Migraines in Teens
Migraines in teens are problematic. Research indicates that roughly 10% of school-age children experiences migraines, and 28% of adolescents between the ages of 15 and 19 deal with migraine pain.
The impact of migraines in teens can be significant for both a child and his or her parents. Fortunately, with insights into what causes migraines in teens and how to treat migraine pain, teens can get the help they need to address their migraine symptoms.
How Do Migraines Affect Teenagers?
For some teenagers, migraines begin in puberty. Yet migraine pain can occur at any time among teenage boys and girls.
Additionally, research indicates that teenage girls may be more prone to migraines than teenage boys. Teenage girls can experience changes in estrogen levels during puberty, which could contribute to migraine symptoms.
How to Recognize Migraine Pain in Teens
Sensitivity to light (photophobia) and sound (phonophobia) are two warning signs of migraines in teens. Also, teens sometimes experience bilateral migraines, i.e migraines that cause pain on both sides of the head.
Teen migraines tend to be shorter than those of adults. Research shows that teen migraines typically last around two hours. However, a severe migraine can last up to three days.
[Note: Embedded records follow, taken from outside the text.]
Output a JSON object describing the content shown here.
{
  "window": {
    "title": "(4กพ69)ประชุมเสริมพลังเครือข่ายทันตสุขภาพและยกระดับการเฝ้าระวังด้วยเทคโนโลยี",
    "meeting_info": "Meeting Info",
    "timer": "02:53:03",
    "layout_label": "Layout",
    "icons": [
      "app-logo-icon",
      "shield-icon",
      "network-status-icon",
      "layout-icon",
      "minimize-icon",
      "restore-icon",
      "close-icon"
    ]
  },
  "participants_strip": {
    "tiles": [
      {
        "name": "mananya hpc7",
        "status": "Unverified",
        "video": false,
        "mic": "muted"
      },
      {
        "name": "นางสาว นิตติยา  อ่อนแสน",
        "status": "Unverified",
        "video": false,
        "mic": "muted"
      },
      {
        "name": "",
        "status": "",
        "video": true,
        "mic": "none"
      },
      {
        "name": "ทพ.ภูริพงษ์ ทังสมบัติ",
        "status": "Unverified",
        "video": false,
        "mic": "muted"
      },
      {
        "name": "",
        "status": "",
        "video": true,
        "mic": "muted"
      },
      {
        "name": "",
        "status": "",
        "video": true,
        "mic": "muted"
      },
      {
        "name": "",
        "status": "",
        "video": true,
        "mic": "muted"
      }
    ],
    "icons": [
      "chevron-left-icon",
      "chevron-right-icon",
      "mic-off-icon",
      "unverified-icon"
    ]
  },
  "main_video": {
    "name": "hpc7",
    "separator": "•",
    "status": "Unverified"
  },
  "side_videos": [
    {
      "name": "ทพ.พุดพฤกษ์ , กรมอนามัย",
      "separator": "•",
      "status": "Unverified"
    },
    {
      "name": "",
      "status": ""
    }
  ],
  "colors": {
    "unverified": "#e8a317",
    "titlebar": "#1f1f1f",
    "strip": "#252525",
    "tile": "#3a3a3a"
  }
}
What Are the Symptoms of a Migraine in Children and Teens?
Common migraine symptoms in children and teens include:
- Trouble concentrating
- Sleep interruptions
A child or teen who experiences one or more of the following symptoms should seek out medical treatment. By doing so, this individual can take the first step to treat his or her migraine pain.
What Causes Migraines in Teens?
There is no surefire cause of all migraines in teens, but there are four anatomical migraine trigger points:
- Forehead: Results in migraine pain above the eye or on the forehead and affects one or both sides of the forehead.
- Temples: Causes migraine pain in one or both sides of the temples.
- Nose: Leads to migraine pain behind the eye and on one or both sides of the nose.
- Neck: Impacts the back of the neck and one or both sides of the neck.
In addition to anatomical migraine trigger points, common migraine triggers in teens include:
- Lack of sleep
- Strong odors
- Consuming too much caffeine or caffeine withdrawal
- Foods that contain nitrates, monosodium glutamate, tyramine, sulfites and/or aspartame
Proper teen migraine diagnosis requires an assessment of a patient’s anatomical migraine trigger points by a doctor, as well as an evaluation of various environmental factors and foods that may contribute to this individual’s migraine symptoms. Once a migraine diagnosis is provided to a teen, a doctor can determine the best course of action to help this individual manage his or her migraine pain.
How Are Migraines in Teens Treated?
Medications are commonly used for treating migraines in teens. Both over-the-counter and prescription migraine medications are available, and how they affect a teen varies based on the individual, the severity of his or her migraine symptoms and other factors.
Although medications are often used to treat migraines in teens, they offer no guarantees. In some instances, teens continue to experience migraine pain, despite the fact that they are using preventative, abortive and/or rescue medications. Or, teens sometimes experience nausea, vomiting or other intolerable side effects due to their migraine medications.
If a teen continues to experience migraines after he or she starts using medications, this individual may be given a chronic migraine diagnosis. Meanwhile, if medications to treat a teen’s chronic migraines are ineffective or cause side effects, additional help may be required.
Dr. Jonathan Cabin of The Migraine Institute treats chronic migraine patients of all ages. He offers Botox and migraine surgery to help patients alleviate chronic migraine pain. Dr. Cabin also tailors a chronic migraine treatment to his patient to ensure that this individual can achieve long-term migraine pain relief.
Schedule a Teen Chronic Migraine Treatment Consultation with Dr. Cabin
To learn more about how Dr. Cabin treats chronic migraines in teens or to schedule a free teen migraine treatment consultation, please contact us online or call us today at 310.461.0303.